An approved draft policy is currently being consulted on with staff. It is designed to provide guidance to all staff on how to manage interactions with the media and their personal use of social media.

The Office has a contract with an external provider to identify all media coverage related to its work. This is provided daily to relevant staff in the Office.

Dimension 2: Good practices regarding communication with citizens and civil society organisations

Society has an increasing awareness of the importance of holding governments to account. The Office has a role to stimulate this behaviour and therefore it needs to develop a relationship with the public and provide them appropriate and accessible information.

The Office has a high-quality website that complies with New Zealand’s e-government guidelines. The website includes information about the Office’s mandate. It also contains reports and summaries to increase accessibility to the public. The Auditor-General and the Deputy Auditor-General complete various speaking engagements with civil society groups. These events are used to raise the profile of the Office and to increase the public’s knowledge about current reports, and topics such as good governance and public financial management. “Staff as Ambassadors” is a recent initiative which is intended to encourage and equip staff to promote the work of the Office in the community. The Office acknowledges that there remain challenges to access, generating interest and effectively informing citizens about its work, and managing the audit expectation gap about the role of the Office.

The Office has a presence across a range of social media platforms, including a number of websites (OAG, Audit New Zealand, schools audit education site, and the Audit Blog), Facebook, Twitter, LinkedIn, Instagram and YouTube. These media platforms are used to contact journalists and promote the Office, its mandate and products and, increase the audience for its work.

A recent initiative has been the establishment of a citizen panel. This panel was used to inform the development of the 2016-17 work programme theme of information. The focus of work with the group was to identify gaps in information currently provided to the public and accessibility issues in the public sector. The Office intends to use the panel to inform work programme development and other projects in the future. The Office has also contacted other citizen groups, primarily through the use of surveys, to gain information for specific reports.

SAI 26 Conclusion

The Office has effective policies and practices in place for working with the media. Staff are appropriately equipped to be media spokespeople for the Office. Good mechanisms are in place to provide information to the media about the work of the Office and also to inform staff of media coverage. The Office endeavours to make information readily available to the public and uses multiple media platforms to achieve this. This is a challenging area but there are developing initiatives, such as increased use of the citizen panel, to enable the views of the community to be more easily heard by the Office.

33: The Lima Declaration is reflected in ISSAI 1.

34: The Mexico Declaration is reflected in ISSAI 10.

35: The Framework assigns a score to each dimension based on the results of assessing each of the criteria. The score range is 0 to 4 with 4 being the highest possible score. The overall indicator score is a function of the scores for each dimension within the indicator.

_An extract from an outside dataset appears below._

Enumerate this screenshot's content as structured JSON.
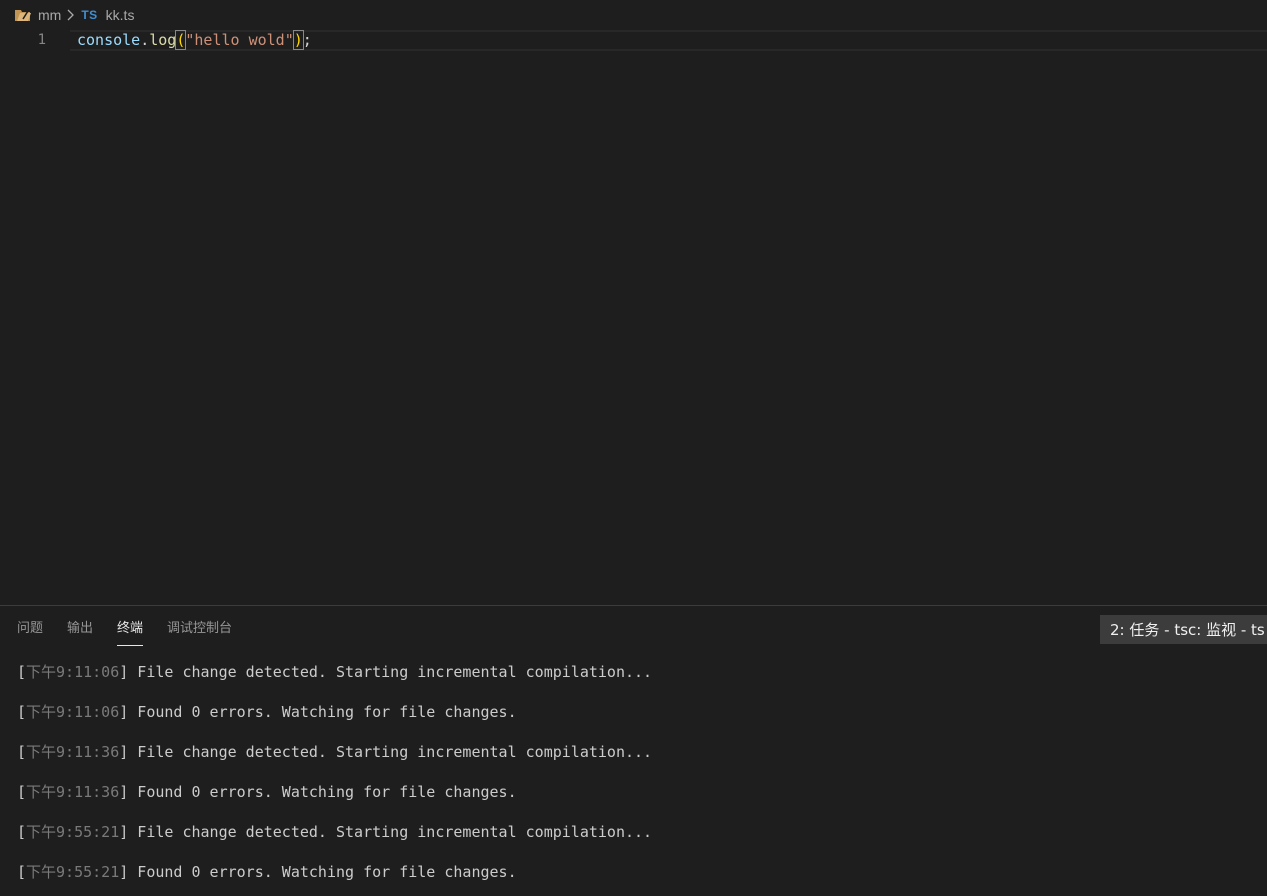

36: The Public Audit Act 2001 does not explicitly use the term compliance audit that is used in the ISSAIs, however this type of audit is provided for by section 17 of the Act.

37: Except in the case of established precedents.

38: Although decisions about the timing of the audit within the statutory time frames and staff resources applied are needed.